WORK ORDER — If a line in the records contains the string "Today", show that line.

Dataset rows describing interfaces
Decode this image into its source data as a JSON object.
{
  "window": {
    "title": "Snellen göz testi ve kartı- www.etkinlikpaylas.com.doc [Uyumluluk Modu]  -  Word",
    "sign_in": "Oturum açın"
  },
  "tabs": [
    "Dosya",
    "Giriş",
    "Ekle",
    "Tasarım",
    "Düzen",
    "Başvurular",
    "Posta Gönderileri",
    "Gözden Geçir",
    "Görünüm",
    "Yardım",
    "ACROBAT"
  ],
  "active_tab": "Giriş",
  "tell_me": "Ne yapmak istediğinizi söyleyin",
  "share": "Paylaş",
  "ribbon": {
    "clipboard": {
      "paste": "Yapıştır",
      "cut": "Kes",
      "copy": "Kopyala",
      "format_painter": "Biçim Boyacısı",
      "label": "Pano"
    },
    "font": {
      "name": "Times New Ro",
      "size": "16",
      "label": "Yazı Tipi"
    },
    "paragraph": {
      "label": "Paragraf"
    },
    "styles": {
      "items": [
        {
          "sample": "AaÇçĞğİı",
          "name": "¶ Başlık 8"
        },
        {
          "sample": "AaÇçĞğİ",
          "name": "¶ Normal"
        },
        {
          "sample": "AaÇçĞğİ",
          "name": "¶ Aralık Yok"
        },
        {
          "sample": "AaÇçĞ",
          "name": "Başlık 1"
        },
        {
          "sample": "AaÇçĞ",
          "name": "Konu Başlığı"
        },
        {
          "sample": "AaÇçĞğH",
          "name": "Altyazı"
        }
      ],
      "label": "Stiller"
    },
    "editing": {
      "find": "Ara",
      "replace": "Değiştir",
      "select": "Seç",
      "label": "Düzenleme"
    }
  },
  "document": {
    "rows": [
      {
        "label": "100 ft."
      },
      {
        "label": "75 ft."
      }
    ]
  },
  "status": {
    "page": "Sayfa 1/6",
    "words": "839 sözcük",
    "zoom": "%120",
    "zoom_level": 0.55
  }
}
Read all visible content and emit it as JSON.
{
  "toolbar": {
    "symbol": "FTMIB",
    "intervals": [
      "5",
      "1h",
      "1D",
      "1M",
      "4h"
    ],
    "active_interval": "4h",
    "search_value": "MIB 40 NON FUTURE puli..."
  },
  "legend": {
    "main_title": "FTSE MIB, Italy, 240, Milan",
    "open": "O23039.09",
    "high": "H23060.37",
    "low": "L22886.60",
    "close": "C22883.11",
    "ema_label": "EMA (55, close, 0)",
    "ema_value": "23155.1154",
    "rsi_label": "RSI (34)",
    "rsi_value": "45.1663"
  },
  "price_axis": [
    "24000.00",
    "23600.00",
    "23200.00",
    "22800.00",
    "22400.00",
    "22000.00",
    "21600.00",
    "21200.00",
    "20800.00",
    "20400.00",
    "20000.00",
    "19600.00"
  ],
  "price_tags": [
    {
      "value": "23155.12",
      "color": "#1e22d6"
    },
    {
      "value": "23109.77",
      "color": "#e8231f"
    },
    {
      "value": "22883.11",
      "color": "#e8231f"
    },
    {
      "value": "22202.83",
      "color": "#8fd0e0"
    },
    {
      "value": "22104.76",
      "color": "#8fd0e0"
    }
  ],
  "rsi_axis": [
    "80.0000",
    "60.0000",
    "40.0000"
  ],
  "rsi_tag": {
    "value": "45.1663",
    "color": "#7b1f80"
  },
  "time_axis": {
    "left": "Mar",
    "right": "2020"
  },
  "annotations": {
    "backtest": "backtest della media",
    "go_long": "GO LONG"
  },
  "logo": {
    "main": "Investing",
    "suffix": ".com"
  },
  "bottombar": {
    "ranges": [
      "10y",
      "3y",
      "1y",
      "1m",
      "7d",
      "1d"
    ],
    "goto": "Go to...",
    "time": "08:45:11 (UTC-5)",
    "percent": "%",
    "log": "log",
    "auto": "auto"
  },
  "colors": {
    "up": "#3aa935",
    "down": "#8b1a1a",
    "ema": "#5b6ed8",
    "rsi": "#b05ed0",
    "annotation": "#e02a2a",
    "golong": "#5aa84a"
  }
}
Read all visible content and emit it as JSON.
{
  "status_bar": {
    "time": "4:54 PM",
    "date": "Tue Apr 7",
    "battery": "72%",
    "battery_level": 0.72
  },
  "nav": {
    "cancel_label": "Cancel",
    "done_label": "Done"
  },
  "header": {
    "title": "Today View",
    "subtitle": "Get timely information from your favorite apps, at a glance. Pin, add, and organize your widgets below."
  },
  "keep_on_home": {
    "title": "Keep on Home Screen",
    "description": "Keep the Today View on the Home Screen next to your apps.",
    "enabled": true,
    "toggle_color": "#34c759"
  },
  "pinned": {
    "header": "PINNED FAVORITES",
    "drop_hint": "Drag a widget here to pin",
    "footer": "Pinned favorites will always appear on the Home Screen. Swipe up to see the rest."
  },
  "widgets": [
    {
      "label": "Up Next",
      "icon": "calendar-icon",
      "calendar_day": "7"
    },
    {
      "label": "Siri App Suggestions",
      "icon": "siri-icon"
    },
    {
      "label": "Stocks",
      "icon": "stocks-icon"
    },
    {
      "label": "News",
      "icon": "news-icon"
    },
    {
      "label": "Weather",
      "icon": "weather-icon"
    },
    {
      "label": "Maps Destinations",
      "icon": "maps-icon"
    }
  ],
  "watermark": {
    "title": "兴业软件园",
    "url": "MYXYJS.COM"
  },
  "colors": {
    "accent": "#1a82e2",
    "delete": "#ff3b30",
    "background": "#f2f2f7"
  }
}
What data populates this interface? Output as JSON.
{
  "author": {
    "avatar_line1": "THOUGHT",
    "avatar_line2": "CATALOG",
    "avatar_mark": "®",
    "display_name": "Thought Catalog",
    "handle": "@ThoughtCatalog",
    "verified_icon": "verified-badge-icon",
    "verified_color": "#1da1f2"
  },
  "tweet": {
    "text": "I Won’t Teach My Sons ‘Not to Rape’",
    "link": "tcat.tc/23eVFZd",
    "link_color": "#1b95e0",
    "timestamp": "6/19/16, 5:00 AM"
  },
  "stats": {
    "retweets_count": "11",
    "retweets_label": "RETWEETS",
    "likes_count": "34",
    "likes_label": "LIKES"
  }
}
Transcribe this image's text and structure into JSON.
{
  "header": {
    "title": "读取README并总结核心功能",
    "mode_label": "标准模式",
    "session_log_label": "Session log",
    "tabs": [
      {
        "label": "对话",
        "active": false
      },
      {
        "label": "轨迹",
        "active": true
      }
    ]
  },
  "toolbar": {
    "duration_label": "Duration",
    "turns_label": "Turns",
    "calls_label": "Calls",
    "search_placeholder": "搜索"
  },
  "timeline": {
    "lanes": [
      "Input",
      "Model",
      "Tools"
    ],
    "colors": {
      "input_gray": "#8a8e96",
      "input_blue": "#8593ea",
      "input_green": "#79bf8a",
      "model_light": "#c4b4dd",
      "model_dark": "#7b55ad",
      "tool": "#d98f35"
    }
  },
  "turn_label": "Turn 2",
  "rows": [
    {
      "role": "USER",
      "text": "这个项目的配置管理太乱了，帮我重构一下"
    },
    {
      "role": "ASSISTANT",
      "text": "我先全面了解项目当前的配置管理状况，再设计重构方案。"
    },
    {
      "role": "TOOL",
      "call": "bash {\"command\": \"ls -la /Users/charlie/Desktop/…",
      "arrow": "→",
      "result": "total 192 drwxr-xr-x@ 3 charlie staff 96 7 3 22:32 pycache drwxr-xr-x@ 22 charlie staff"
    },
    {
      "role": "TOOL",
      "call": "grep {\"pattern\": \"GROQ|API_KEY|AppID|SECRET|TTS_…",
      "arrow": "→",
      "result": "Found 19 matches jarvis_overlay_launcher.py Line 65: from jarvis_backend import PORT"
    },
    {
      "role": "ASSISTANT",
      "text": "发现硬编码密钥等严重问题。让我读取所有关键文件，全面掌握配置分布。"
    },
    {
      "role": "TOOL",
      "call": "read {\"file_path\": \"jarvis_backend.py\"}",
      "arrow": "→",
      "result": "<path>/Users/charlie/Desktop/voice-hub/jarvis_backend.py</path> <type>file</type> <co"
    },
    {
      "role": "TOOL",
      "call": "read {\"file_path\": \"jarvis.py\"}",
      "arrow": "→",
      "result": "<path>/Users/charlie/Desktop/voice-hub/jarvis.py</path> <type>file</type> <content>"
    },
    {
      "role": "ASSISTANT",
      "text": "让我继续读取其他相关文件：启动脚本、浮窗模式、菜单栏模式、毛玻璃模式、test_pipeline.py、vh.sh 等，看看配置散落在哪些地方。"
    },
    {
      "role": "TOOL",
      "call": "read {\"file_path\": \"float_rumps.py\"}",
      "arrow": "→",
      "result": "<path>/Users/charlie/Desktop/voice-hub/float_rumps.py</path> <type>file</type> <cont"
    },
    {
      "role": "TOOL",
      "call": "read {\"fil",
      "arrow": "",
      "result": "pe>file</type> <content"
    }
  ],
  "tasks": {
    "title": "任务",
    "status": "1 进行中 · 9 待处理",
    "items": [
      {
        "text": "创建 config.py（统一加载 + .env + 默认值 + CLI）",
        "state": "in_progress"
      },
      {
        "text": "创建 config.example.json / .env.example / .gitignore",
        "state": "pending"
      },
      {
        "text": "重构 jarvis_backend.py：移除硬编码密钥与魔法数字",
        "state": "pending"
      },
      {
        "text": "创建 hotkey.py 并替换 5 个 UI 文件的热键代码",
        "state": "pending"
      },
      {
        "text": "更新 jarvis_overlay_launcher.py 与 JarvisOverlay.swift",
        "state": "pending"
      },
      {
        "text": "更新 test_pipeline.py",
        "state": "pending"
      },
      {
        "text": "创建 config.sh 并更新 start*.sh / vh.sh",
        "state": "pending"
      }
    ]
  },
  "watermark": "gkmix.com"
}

ANSWER TO THIS EXERCISE —
    "title": "Today View",
    "description": "Keep the Today View on the Home Screen next to your apps.",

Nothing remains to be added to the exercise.